Skip to Main Content

CMS Revises Discharge Planning Rules, Emphasizing Access to Quality Data, Patient Engagement

Payment Matters

In a long anticipated regulation, the Centers for Medicare & Medicaid Services (CMS) recently updated the hospital, critical access hospital (CAH) and home health agency (HHA) conditions of participation related to the discharge planning process. The final rule on discharge planning was published on September 30, 2019.

Discharging patients and transitioning them from acute care to post-acute care (PAC) is a complex process that is fraught with challenges. There are more than 35 million hospital discharges annually in the United States. Addressing weaknesses in the discharge process has been on the Medicare regulatory agenda for some time. Both Congress, in the Improving Medicare Post-Acute Care Transformation (IMPACT) Act of 2014, and the Medicare Payment Advisory Commission (MedPAC) have expressed concern about the quality of the post-acute facilities where patients go after a hospital stay. On one hand, patients sometimes remain in the hospital when medical necessity for acute care has ended due to the lack of a suitable alternative setting to provide necessary care. On the other hand, premature discharges, or discharges to settings not capable of meeting patients' needs, are thought to result in hospital readmissions and more intense health care utilization, including emergency department or nursing facility visits.

This new discharge rule seeks to address specific areas of concern noted in the IMPACT Act to overcome barriers to care coordination and, by providing access to more comparative information on providers, empower patients to be more active participants in the discharge planning process.

The final rule requires hospitals to have an effective discharge planning process that focuses on patients’ goals and treatment preferences. Facilities must assist patients, their families, or the patients’ representatives in selecting a PAC provider by sharing key performance data such as PAC facility quality scores for those downstream providers. The IMPACT Act mandated the collection and reporting of standardized quality data. The current assessment instruments – the Minimum Data Set (MDS) for Skilled Nursing Facilities (SNF), the Inpatient Rehabilitation Facility Patient Assessment Instrument (IRF-PAI), the long term care hospital (LTCH) Continuity Assessment Record and Evaluation (CARE) Data Set for LTCHs, and the Outcome and Assessment Information Set (OASIS) for Home Health Agencies (HHA) – allow for the collection of a core set of standardized assessments.

CMS expects providers to factor in these quality measures when assisting patients and families in discharge planning and to document all efforts in the patients’ records. Specifically, CMS will require hospitals to provide patients and family caregivers with information about quality measures that may be pertinent to patient decision-making including measures related to the number of pressure ulcers in a given facility, the proportion of falls that lead to injury, and the number of readmissions back to the hospital.

Additionally, the rule calls on providers to reiterate patient data access rights under the HIPAA Privacy Rule. Hospitals are mandated to ensure each patient’s right to access his or her medical records in an electronic format. The rule also mandates that information collected by PACs be interoperable, so that hospitals and PAC providers can seamlessly exchange patient data to improve care coordination.

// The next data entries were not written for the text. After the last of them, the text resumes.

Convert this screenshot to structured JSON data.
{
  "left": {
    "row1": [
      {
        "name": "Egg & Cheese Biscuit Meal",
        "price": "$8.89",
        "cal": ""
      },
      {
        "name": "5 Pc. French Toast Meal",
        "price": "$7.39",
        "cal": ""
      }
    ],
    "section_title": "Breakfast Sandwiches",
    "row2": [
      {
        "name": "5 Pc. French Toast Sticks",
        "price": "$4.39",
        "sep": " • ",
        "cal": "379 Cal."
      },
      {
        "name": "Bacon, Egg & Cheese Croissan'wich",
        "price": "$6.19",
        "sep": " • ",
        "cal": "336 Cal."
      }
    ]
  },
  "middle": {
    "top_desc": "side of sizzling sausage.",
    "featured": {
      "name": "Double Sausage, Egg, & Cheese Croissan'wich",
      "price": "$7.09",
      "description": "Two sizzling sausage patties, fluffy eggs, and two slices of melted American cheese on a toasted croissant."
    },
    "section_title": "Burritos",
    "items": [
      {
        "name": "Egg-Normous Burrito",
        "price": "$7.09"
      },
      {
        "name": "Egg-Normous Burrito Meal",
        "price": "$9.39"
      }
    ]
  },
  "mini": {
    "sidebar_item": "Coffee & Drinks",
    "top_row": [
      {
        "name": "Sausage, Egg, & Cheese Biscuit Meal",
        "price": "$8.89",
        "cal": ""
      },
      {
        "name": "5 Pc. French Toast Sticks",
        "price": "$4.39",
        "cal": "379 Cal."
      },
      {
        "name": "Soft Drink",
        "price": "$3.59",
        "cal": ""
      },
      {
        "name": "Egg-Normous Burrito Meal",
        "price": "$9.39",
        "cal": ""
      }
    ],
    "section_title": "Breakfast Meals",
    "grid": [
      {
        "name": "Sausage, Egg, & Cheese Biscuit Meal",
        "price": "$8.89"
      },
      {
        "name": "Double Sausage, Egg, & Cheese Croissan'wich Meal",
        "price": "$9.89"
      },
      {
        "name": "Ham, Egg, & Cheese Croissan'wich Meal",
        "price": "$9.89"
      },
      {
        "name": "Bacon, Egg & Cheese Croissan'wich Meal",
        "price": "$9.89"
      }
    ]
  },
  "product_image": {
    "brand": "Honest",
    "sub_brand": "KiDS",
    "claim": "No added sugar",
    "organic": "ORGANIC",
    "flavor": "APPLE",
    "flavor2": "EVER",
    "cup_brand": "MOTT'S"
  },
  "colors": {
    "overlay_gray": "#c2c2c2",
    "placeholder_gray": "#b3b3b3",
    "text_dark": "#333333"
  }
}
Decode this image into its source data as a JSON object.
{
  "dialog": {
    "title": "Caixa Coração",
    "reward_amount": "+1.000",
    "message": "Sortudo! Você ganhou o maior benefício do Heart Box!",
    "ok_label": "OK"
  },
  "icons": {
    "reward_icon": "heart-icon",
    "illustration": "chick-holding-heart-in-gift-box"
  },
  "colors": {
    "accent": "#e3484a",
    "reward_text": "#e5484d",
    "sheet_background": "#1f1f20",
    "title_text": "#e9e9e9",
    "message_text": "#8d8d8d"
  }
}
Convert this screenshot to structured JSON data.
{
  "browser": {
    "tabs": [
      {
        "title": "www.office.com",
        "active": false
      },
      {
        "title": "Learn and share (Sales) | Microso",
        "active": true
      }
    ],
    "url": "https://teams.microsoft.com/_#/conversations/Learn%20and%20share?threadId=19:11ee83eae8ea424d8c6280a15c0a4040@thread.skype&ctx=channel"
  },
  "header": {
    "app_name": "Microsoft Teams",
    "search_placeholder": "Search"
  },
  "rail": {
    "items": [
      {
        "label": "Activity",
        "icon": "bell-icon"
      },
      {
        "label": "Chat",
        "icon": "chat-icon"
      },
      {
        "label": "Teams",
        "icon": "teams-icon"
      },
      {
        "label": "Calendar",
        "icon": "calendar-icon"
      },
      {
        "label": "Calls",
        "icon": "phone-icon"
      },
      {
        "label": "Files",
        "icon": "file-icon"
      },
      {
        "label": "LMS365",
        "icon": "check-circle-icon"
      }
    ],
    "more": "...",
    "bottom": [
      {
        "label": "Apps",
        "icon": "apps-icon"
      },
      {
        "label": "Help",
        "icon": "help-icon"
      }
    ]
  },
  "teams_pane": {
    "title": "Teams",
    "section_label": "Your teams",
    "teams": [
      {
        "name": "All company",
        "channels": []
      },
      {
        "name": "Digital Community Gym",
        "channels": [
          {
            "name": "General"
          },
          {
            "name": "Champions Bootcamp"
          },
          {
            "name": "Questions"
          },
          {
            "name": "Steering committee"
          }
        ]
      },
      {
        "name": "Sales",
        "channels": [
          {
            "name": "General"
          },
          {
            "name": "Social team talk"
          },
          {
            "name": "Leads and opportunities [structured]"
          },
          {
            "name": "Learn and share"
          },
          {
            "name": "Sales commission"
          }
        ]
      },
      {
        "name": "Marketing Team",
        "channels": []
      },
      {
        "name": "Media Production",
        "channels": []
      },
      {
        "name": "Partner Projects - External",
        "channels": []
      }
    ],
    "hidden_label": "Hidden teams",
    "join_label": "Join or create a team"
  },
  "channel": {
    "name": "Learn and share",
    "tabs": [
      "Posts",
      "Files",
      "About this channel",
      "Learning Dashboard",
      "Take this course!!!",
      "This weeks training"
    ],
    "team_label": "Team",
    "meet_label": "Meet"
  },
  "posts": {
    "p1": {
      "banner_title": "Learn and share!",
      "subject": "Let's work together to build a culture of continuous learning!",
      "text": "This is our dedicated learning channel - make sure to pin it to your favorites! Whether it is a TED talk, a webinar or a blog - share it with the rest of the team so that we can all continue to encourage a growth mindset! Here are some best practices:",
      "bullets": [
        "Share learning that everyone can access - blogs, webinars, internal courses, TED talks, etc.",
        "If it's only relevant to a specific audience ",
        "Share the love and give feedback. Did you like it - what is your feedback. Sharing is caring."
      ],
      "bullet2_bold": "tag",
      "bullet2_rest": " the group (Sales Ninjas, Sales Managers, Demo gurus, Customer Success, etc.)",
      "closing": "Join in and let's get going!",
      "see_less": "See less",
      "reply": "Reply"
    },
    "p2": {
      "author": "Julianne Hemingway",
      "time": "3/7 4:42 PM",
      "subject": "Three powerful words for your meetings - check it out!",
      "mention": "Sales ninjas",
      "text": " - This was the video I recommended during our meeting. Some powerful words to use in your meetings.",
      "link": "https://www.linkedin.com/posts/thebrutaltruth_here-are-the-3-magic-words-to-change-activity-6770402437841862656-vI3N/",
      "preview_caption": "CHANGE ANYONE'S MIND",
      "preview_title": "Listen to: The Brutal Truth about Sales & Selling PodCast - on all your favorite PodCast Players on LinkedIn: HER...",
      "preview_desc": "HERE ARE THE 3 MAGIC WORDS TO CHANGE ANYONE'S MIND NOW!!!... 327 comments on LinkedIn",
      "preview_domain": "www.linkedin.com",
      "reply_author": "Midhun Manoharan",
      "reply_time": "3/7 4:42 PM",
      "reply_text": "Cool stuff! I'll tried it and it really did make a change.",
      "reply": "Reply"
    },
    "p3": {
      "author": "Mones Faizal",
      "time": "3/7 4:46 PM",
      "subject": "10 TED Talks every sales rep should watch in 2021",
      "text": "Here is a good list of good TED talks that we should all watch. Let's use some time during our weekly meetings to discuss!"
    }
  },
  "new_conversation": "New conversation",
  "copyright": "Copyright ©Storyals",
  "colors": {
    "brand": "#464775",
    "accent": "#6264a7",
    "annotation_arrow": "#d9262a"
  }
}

The final rule applies to discharges from:

  • hospitals (including long term care hospitals, CAHs, psychiatric hospitals, children’s hospitals, and cancer hospitals);
  • inpatient rehabilitation facilities;
  • HHAs; and
  • any PAC setting transitioning a patient to a different PAC setting.

The rule specifically pertains to discharges to patients' own homes or into PACs, including SNFs, nursing facilities, LTCHs, rehabilitation hospitals or units, assisted living centers, substance abuse treatment programs, hospices, or other PAC settings.

The changes are expected to have an effect on how discharge planning departments operate. The Hospital Value-Based Purchasing program, which holds hospitals accountable for the quality of the care patients receive from post-acute care providers, had led some hospitals' to consider narrowing their post-acute networks with the goal of avoiding readmissions. Under the rule, the free exchange of data on all qualified facilities is required and planners will need to document their recommendations for post-acute care. CMS estimates that the final rule will impose $262 million in costs during the first year and $215 million annually thereafter.

The hospital and PAC communities have been waiting some time for this final rule. CMS had published the proposed rule back in November 2015. In November 2018, CMS extended the timeline for publishing the final rule because public comments raised "significant issues." CMS noted that it made numerous changes in the final rule to "avoid any unnecessarily costly and burdensome requirements." CMS dropped a mandatory requirement for providers to access their states’ prescription drug monitoring programs while discharge planning. CMS withdrew some of its proposed discharge instruction provisions related to patients discharged home.

The new requirements go into effect November 29, 2019. CMS intends to provide additional sub-regulatory interpretive guidance to facilitate implementation of these requirements.

Email Disclaimer

NOTICE: The mailing of this email is not intended to create, and receipt of it does not constitute an attorney-client relationship. Anything that you send to anyone at our Firm will not be confidential or privileged unless we have agreed to represent you. If you send this email, you confirm that you have read and understand this notice.
Cancel Accept